Create another Curves adjustment layer above that, and drag its curve down so that the brightest areas are as dark as you want them to be. Name this one Burn, and also fill its mask with black.
For organization, group them together and name the group Dodge & Burn or whatever makes sense for your work.
From here, you will use the Brush tool to paint with white on the mask of each layer. Use a soft brush with low settings for Flow and Opacity just as with the previous method. This means you will be working on only one adjustment at a time.
There are several advantages to this particular approach. First, it gives you discrete control over the dodge and burn operations independently. If you need to adjust the opacity of either of the layers, you can do so without affecting all of your adjustments at once. Additionally, working with just one type of correction at a time helps you focus a little better on the global adjustments.
D&B Best Practices
As a general workflow recommendation, I suggest starting with large adjustments first, such as overall shaping and setting visual focus, such as lightening the face in a portrait, the foreground in a landscape, or creating soft vignette effects to guide the viewer’s eye around the image. The next pass would be intermediate features, and then finally a detail pass.
This example shows the mask from the first (the “Big” pass) Burn layer.
I also recommend using multiple D&B groups to keep them flexible and distinct. Using one pair of Curves each for large, medium, and small features gives you a lot of flexibility in balancing them later on. Each pair, and indeed each individual adjustment layer, can be modified without affecting the others. Of course, you can adjust the curves on each as well.
This same principle goes for working with the Overlay painting method: Use several layers rather than putting everything on one.
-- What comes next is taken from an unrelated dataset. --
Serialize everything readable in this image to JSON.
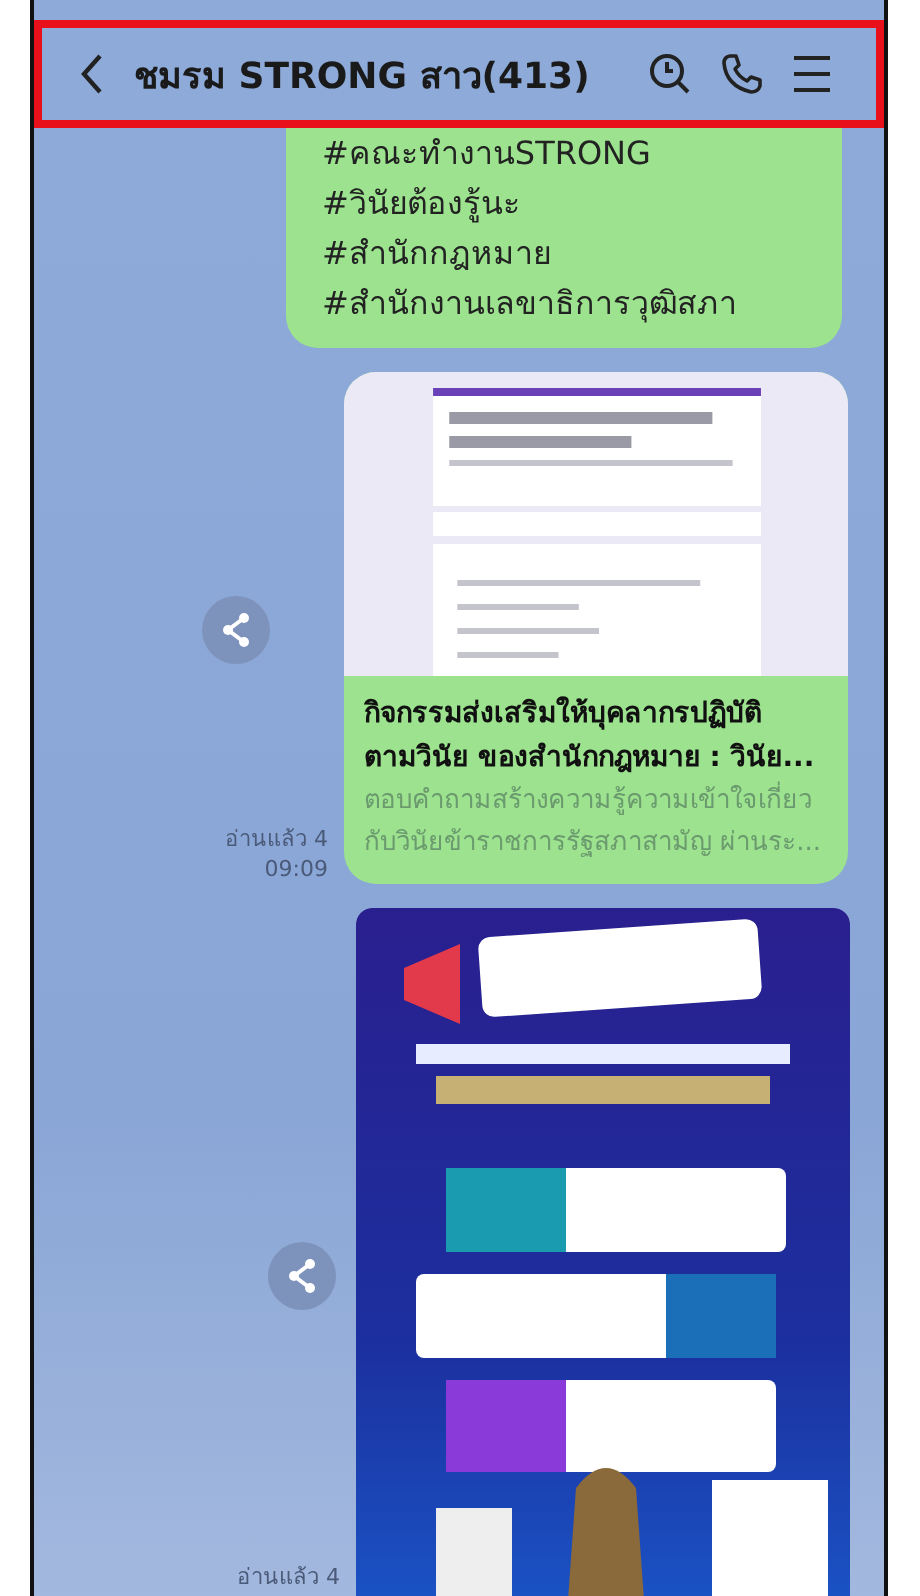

For a more detailed workflow, look in Part III, “Project Examples.” The Rembrandt Portrait shows off a couple of different dodge and burn techniques grouped together.